"The court reversed its earlier decision and ruled that the family court properly recognized V.L. as a second parent of the children."
The Alabama Court of Civil Appeals unanimously held that a second parent adoption granted to now separated same-sex parents by a Georgia court in 2007 must be recognized in Alabama - and that V.L., the adoptive mother of their three children, must be recognized as their parent and allowed to seek custody or visitation.
The court explained that the “Georgia judgment is entitled to full faith and credit throughout the United States, including Alabama,” and ordered the case sent back to Family Court for a hearing on visitation. This decision reverses the same court’s earlier ruling last fall, which ruled that the adoption was void and could not be recognized because the Alabama court interpreted Georgia law as not allowing second parent adoptions.
In E.L. v. V.L., two women in a long term relationship had three children through donor insemination.
The non-biological mother, V.L., adopted the children in Georgia. When the parents later broke up, the biological mother, E.L., kept V.L. from seeing the children. V.L. sought visitation in Alabama, where the family lives, which was granted. E.L. appealed and argued that V.L.’s adoption did not have to be recognized in Alabama, and the Court of Civil Appeals initially agreed.
The National Center for Lesbian Rights and V.L.’s Alabama attorneys, Heather Fann and Traci Vella, sought a rehearing by the same court. The children’s Guardians Ad Litem also supported rehearing, arguing that the children must be able to count on their adoption being final. Although rehearings are rarely granted, the court reconsidered the case and heard arguments. Today, the court reversed its earlier decision and ruled that the family court properly recognized “V.L. as a second parent of the children.”
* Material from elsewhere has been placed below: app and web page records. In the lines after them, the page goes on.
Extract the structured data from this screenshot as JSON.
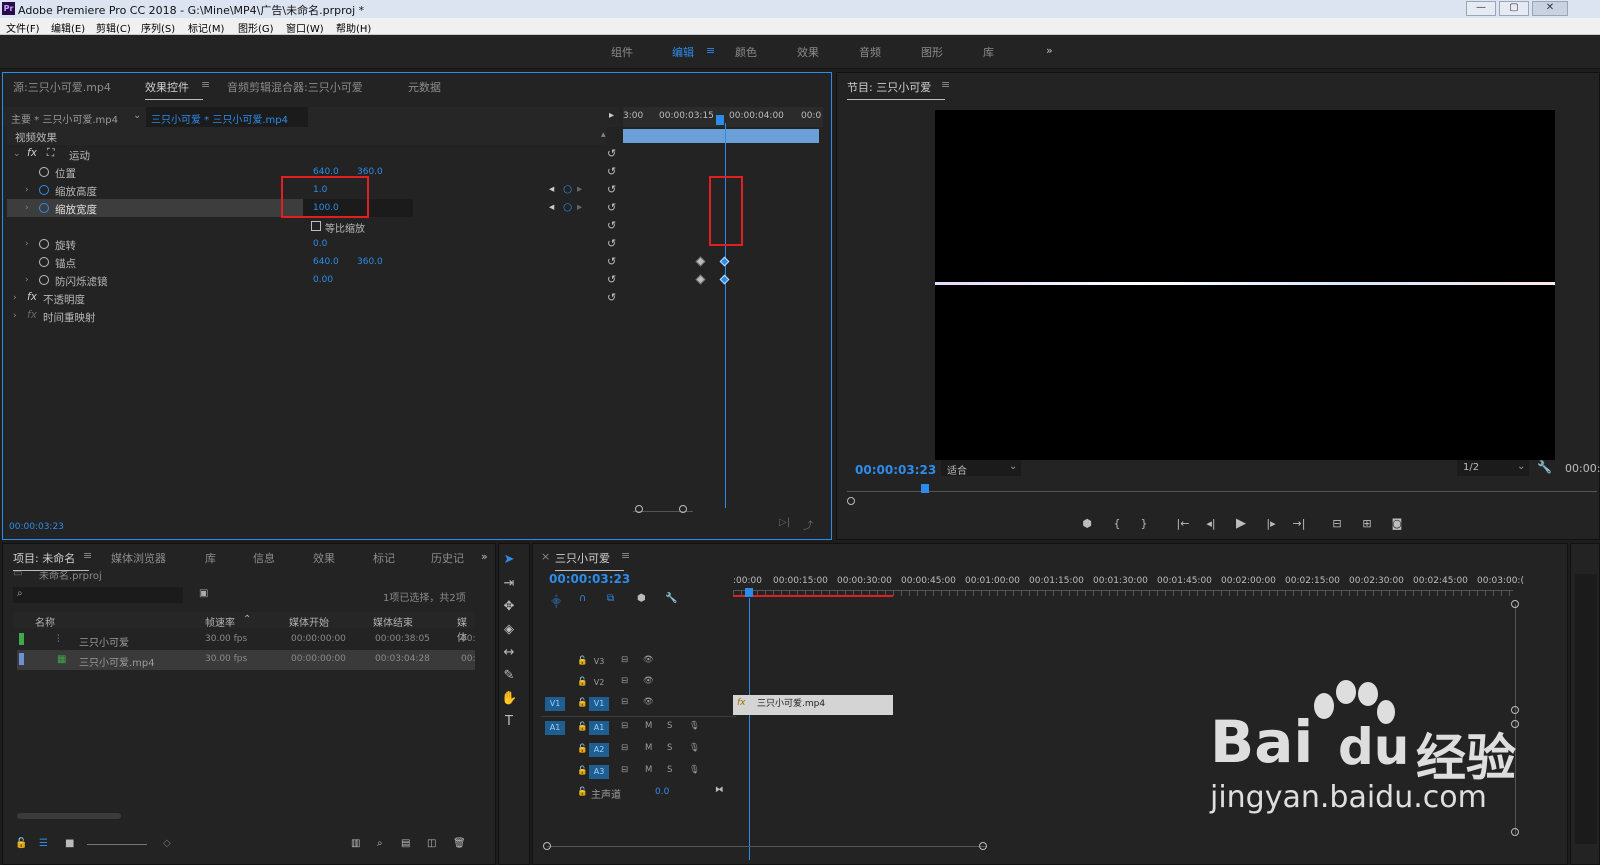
{
  "window": {
    "title": "Adobe Premiere Pro CC 2018 - G:\\Mine\\MP4\\广告\\未命名.prproj *",
    "logo": "Pr",
    "controls": [
      "min-icon",
      "max-icon",
      "close-icon"
    ]
  },
  "menu": [
    "文件(F)",
    "编辑(E)",
    "剪辑(C)",
    "序列(S)",
    "标记(M)",
    "图形(G)",
    "窗口(W)",
    "帮助(H)"
  ],
  "workspaces": {
    "items": [
      "组件",
      "编辑",
      "颜色",
      "效果",
      "音频",
      "图形",
      "库"
    ],
    "active": "编辑",
    "more": "»"
  },
  "effectPanel": {
    "tabs": [
      "源:三只小可爱.mp4",
      "效果控件",
      "音频剪辑混合器:三只小可爱",
      "元数据"
    ],
    "activeTab": "效果控件",
    "master": "主要 * 三只小可爱.mp4",
    "clip": "三只小可爱 * 三只小可爱.mp4",
    "rulerTimes": [
      "3:00",
      "00:00:03:15",
      "00:00:04:00",
      "00:0"
    ],
    "section": "视频效果",
    "motion": "运动",
    "properties": [
      {
        "name": "位置",
        "v1": "640.0",
        "v2": "360.0"
      },
      {
        "name": "缩放高度",
        "v1": "1.0",
        "v2": "",
        "keyframes": true
      },
      {
        "name": "缩放宽度",
        "v1": "100.0",
        "v2": "",
        "keyframes": true,
        "selected": true
      },
      {
        "name": "等比缩放",
        "checkbox": true
      },
      {
        "name": "旋转",
        "v1": "0.0",
        "v2": ""
      },
      {
        "name": "锚点",
        "v1": "640.0",
        "v2": "360.0"
      },
      {
        "name": "防闪烁滤镜",
        "v1": "0.00",
        "v2": ""
      }
    ],
    "opacity": "不透明度",
    "timeRemap": "时间重映射",
    "timecode": "00:00:03:23"
  },
  "program": {
    "title": "节目: 三只小可爱",
    "timecode": "00:00:03:23",
    "fit": "适合",
    "resolution": "1/2",
    "duration": "00:00:"
  },
  "project": {
    "tabs": [
      "项目: 未命名",
      "媒体浏览器",
      "库",
      "信息",
      "效果",
      "标记",
      "历史记"
    ],
    "file": "未命名.prproj",
    "selection": "1项已选择，共2项",
    "columns": [
      "名称",
      "帧速率",
      "媒体开始",
      "媒体结束",
      "媒体"
    ],
    "rows": [
      {
        "name": "三只小可爱",
        "fps": "30.00 fps",
        "start": "00:00:00:00",
        "end": "00:00:38:05",
        "media": "00:",
        "color": "#3fa84a"
      },
      {
        "name": "三只小可爱.mp4",
        "fps": "30.00 fps",
        "start": "00:00:00:00",
        "end": "00:03:04:28",
        "media": "00:",
        "color": "#6f8fd6"
      }
    ]
  },
  "timeline": {
    "title": "三只小可爱",
    "timecode": "00:00:03:23",
    "ruler": [
      ":00:00",
      "00:00:15:00",
      "00:00:30:00",
      "00:00:45:00",
      "00:01:00:00",
      "00:01:15:00",
      "00:01:30:00",
      "00:01:45:00",
      "00:02:00:00",
      "00:02:15:00",
      "00:02:30:00",
      "00:02:45:00",
      "00:03:00:("
    ],
    "videoTracks": [
      "V3",
      "V2",
      "V1"
    ],
    "audioTracks": [
      "A1",
      "A2",
      "A3"
    ],
    "sourcePatch": {
      "video": "V1",
      "audio": "A1"
    },
    "master": {
      "label": "主声道",
      "value": "0.0"
    },
    "clip": "三只小可爱.mp4",
    "m": "M",
    "s": "S"
  },
  "watermark": {
    "text": "jingyan.baidu.com",
    "brand": "Bai",
    "brand2": "经验"
  },
  "colors": {
    "accent": "#2d8ceb",
    "highlight": "#e02020",
    "bg": "#232323"
  }
}
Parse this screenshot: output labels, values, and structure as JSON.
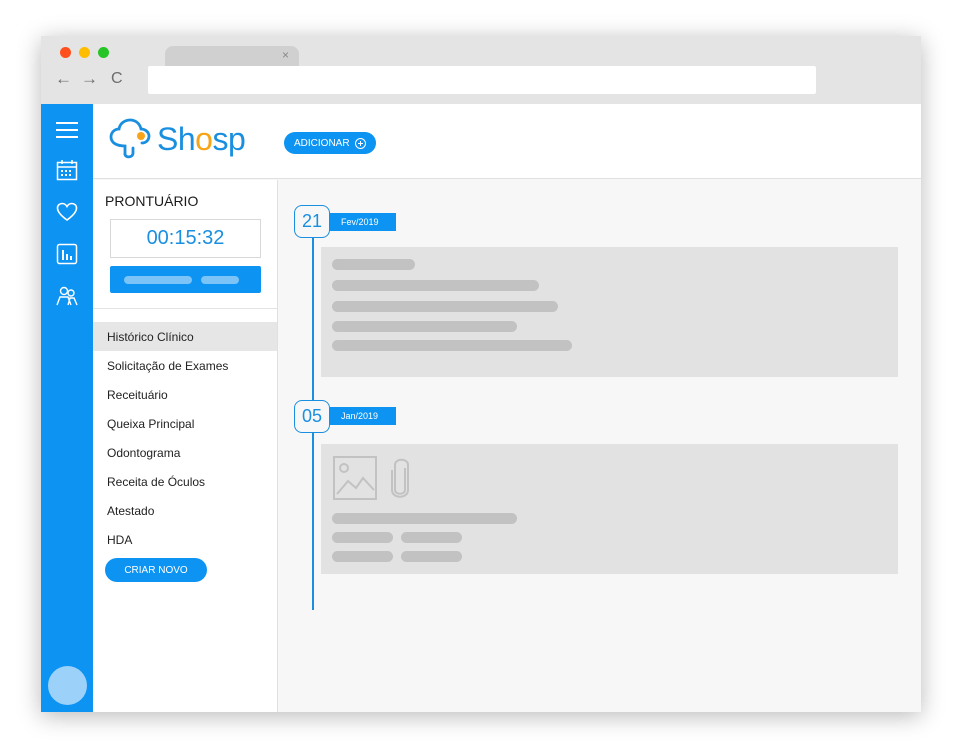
{
  "browser": {
    "tab_close": "×",
    "back": "←",
    "forward": "→",
    "reload": "C"
  },
  "header": {
    "logo_text_start": "Sh",
    "logo_text_o": "o",
    "logo_text_end": "sp",
    "add_button_label": "ADICIONAR"
  },
  "prontuario": {
    "title": "PRONTUÁRIO",
    "timer": "00:15:32"
  },
  "menu": {
    "items": [
      {
        "label": "Histórico Clínico"
      },
      {
        "label": "Solicitação de Exames"
      },
      {
        "label": "Receituário"
      },
      {
        "label": "Queixa Principal"
      },
      {
        "label": "Odontograma"
      },
      {
        "label": "Receita de Óculos"
      },
      {
        "label": "Atestado"
      },
      {
        "label": "HDA"
      }
    ],
    "new_button_label": "CRIAR NOVO"
  },
  "timeline": {
    "entries": [
      {
        "day": "21",
        "month": "Fev/2019"
      },
      {
        "day": "05",
        "month": "Jan/2019"
      }
    ]
  },
  "colors": {
    "primary": "#0d93f2",
    "accent_orange": "#f7a419",
    "placeholder": "#c2c2c2"
  },
  "icons": {
    "sidebar": [
      "menu-icon",
      "calendar-icon",
      "heart-icon",
      "chart-icon",
      "patients-icon"
    ],
    "attachments": [
      "image-icon",
      "paperclip-icon"
    ]
  }
}
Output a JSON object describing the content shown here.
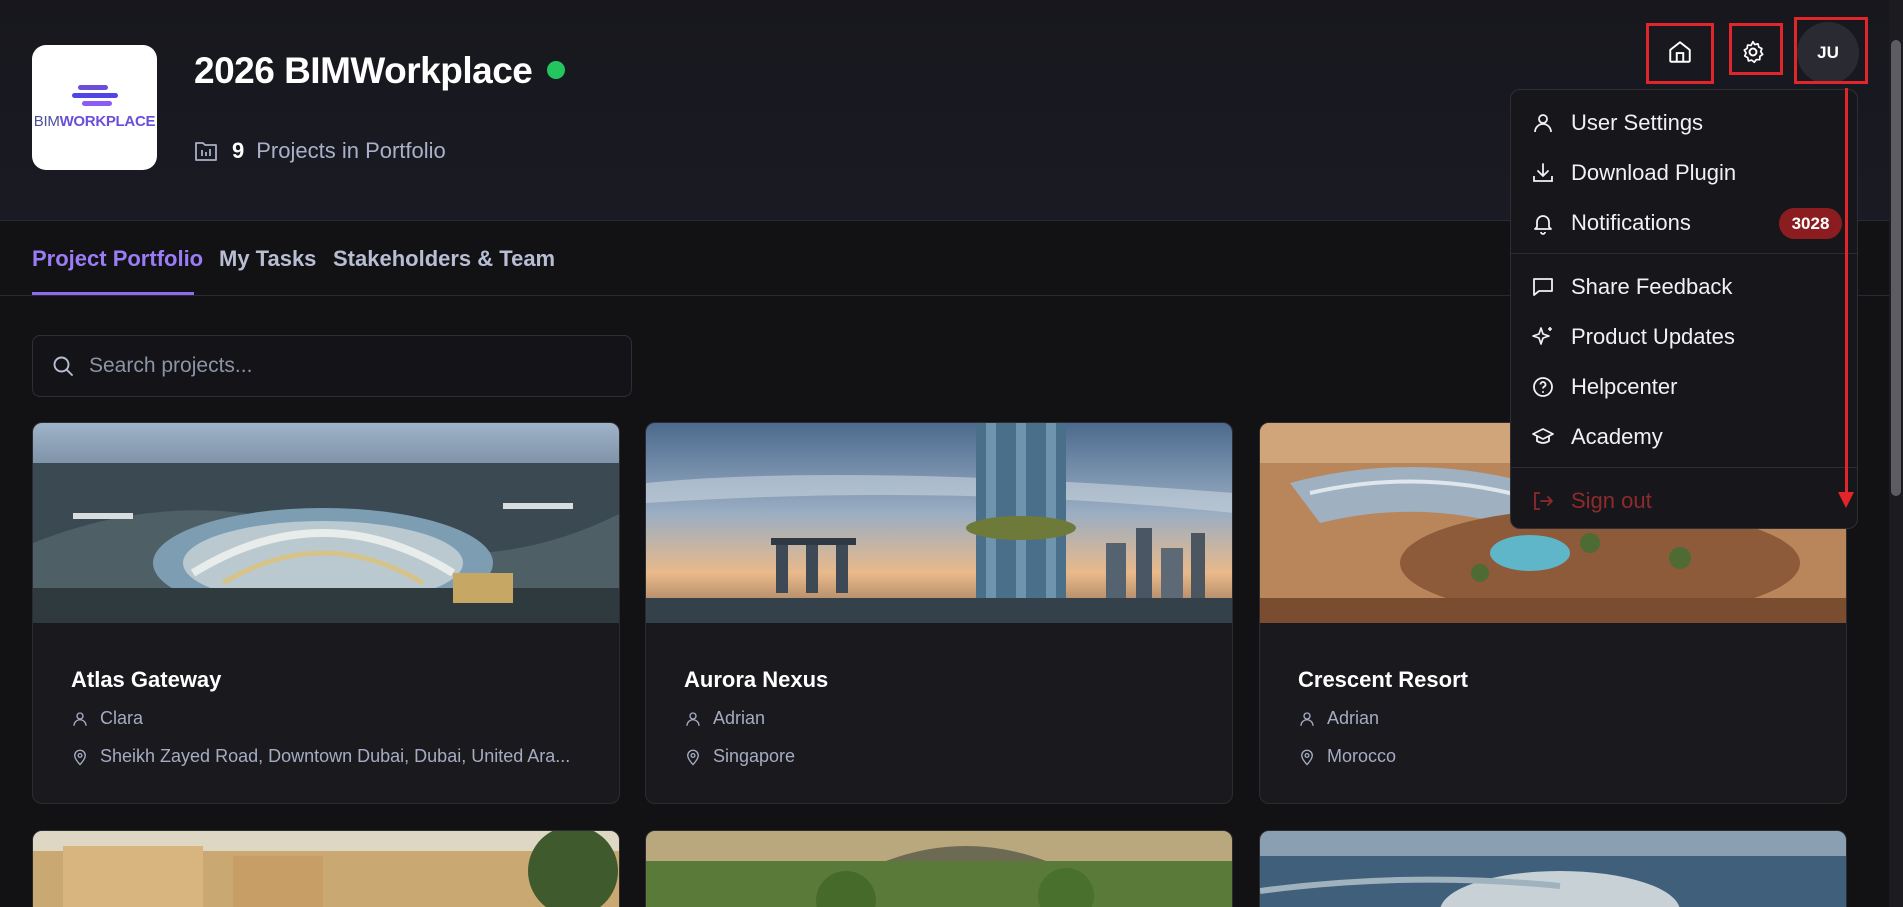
{
  "app": {
    "logo_text_left": "BIM",
    "logo_text_right": "WORKPLACE",
    "title": "2026 BIMWorkplace",
    "project_count": "9",
    "project_count_label": "Projects in Portfolio"
  },
  "header": {
    "avatar_initials": "JU"
  },
  "tabs": [
    {
      "label": "Project Portfolio",
      "active": true
    },
    {
      "label": "My Tasks",
      "active": false
    },
    {
      "label": "Stakeholders & Team",
      "active": false
    }
  ],
  "search": {
    "placeholder": "Search projects..."
  },
  "projects": [
    {
      "name": "Atlas Gateway",
      "owner": "Clara",
      "location": "Sheikh Zayed Road, Downtown Dubai, Dubai, United Ara..."
    },
    {
      "name": "Aurora Nexus",
      "owner": "Adrian",
      "location": "Singapore"
    },
    {
      "name": "Crescent Resort",
      "owner": "Adrian",
      "location": "Morocco"
    }
  ],
  "user_menu": {
    "items": [
      {
        "label": "User Settings",
        "icon": "user-icon"
      },
      {
        "label": "Download Plugin",
        "icon": "download-icon"
      },
      {
        "label": "Notifications",
        "icon": "bell-icon",
        "badge": "3028"
      },
      {
        "label": "Share Feedback",
        "icon": "message-icon"
      },
      {
        "label": "Product Updates",
        "icon": "sparkles-icon"
      },
      {
        "label": "Helpcenter",
        "icon": "help-circle-icon"
      },
      {
        "label": "Academy",
        "icon": "graduation-cap-icon"
      }
    ],
    "sign_out": "Sign out"
  },
  "colors": {
    "accent": "#9b7cf6",
    "status_online": "#22c55e",
    "badge_bg": "#8b1d20",
    "annotation_red": "#e0252b"
  }
}
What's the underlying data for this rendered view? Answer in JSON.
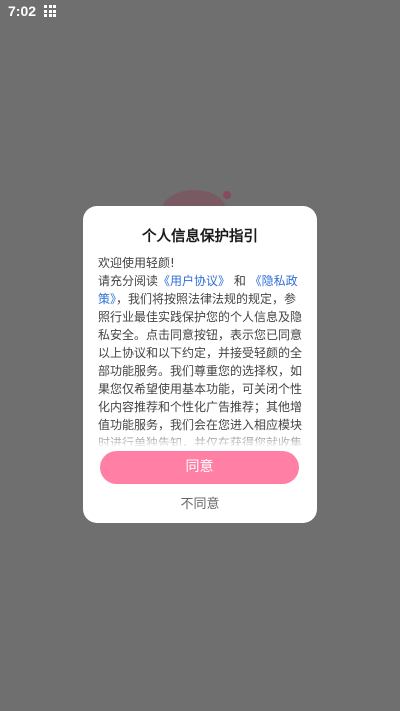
{
  "status_bar": {
    "time": "7:02",
    "grid_icon": "apps-grid-icon"
  },
  "dialog": {
    "title": "个人信息保护指引",
    "greeting": "欢迎使用轻颜!",
    "intro_prefix": "请充分阅读",
    "user_agreement_link": "《用户协议》",
    "and_text": " 和 ",
    "privacy_policy_link": "《隐私政策》",
    "body_text": "，我们将按照法律法规的规定，参照行业最佳实践保护您的个人信息及隐私安全。点击同意按钮，表示您已同意以上协议和以下约定，并接受轻颜的全部功能服务。我们尊重您的选择权，如果您仅希望使用基本功能，可关闭个性化内容推荐和个性化广告推荐；其他增值功能服务，我们会在您进入相应模块时进行单独告知，并仅在获得您就收集必要信息的授权同意后才向您提供相应服务。",
    "agree_label": "同意",
    "disagree_label": "不同意"
  },
  "colors": {
    "overlay": "#6f6f6f",
    "accent": "#ff7fa5",
    "link": "#2f6fd6"
  }
}
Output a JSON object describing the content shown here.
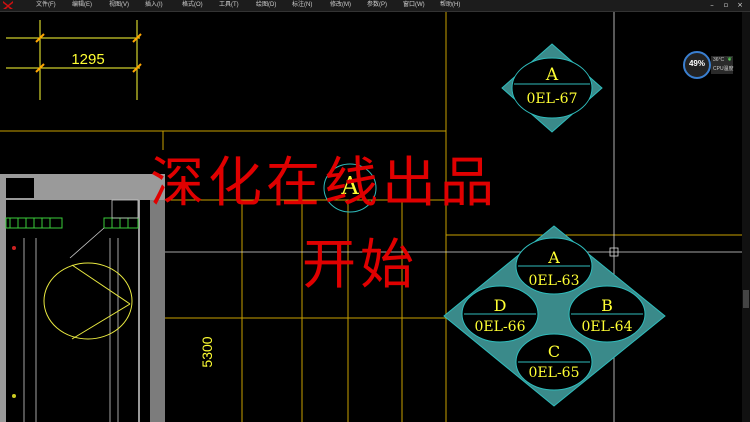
{
  "menu": {
    "items": [
      "文件(F)",
      "编辑(E)",
      "视图(V)",
      "插入(I)",
      "格式(O)",
      "工具(T)",
      "绘图(D)",
      "标注(N)",
      "修改(M)",
      "参数(P)",
      "窗口(W)",
      "帮助(H)"
    ]
  },
  "window_controls": {
    "minimize": "–",
    "restore": "▫",
    "close": "×"
  },
  "drawing": {
    "dimension_top": "1295",
    "dimension_vertical": "5300",
    "tags": {
      "top": {
        "letter": "A",
        "code": "0EL-67"
      },
      "middle": {
        "letter": "A"
      },
      "cluster": [
        {
          "letter": "A",
          "code": "0EL-63"
        },
        {
          "letter": "D",
          "code": "0EL-66"
        },
        {
          "letter": "B",
          "code": "0EL-64"
        },
        {
          "letter": "C",
          "code": "0EL-65"
        }
      ]
    }
  },
  "cpu_widget": {
    "percent": "49%",
    "temperature": "36°C",
    "label": "CPU温度"
  },
  "overlay": {
    "line1": "深化在线出品",
    "line2": "开始"
  },
  "colors": {
    "yellow": "#ffff33",
    "cyan": "#2fbcbc",
    "orange": "#ffa500",
    "red": "#e00000",
    "white": "#e6e6e6"
  }
}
“We are elated that our client and her children will not be kept apart, and that the Alabama Court of Appeals correctly applied black and white constitutional law requiring all states to recognize court orders from other states, including adoptions by same-sex parents,” said NCLR Family Law Director Cathy Sakimura. “Children who are adopted must be able to count on their adoptions being final—any ruling that adoptions can be ignored or reconsidered years later puts all adopted children at risk of losing their forever families.”
“This is a great victory for parental rights and children’s rights,” said Traci Vella. “I’m very happy for my client and the children in this case who will not lose one of their parents who has raised them.”
“We are so pleased that our courts are recognizing that the law requires equal protection of all families,” said Heather Fann. ‘Much credit is due in this case to Legal Aid of Alabama, who fought as Guardians ad Litem for these children to preserve their relationships with both parents.”.
V.L is represented by the National Center for Lesbian Rights, and Alabama attorneys Heather Fann of Boyd, Fernambucq, Dunn & Fann, P.C., and Traci Vella of Vella & King, Attorneys at Law.
The children’s Guardians Ad Litem are Breauna R. Peterson and Tobie J. Smith of the Legal Aid Society of Birmingham. The American Academy of Adoption Attorneys and the Georgia Council of Adoption Lawyers filed an amicus brief in support of rehearing.
The original rainbow flag, called the Freedom Flag, was devised by Gilbert Baker in 1978. The design has undergone several revisions since its debut with 8 colored stripes, and today the most common variant consists of 6 stripes: red, orange, yellow, green, blue, and violet.
Picture of Gilbert Baker's original Freedom Flag showing the meaning of the 8 colors.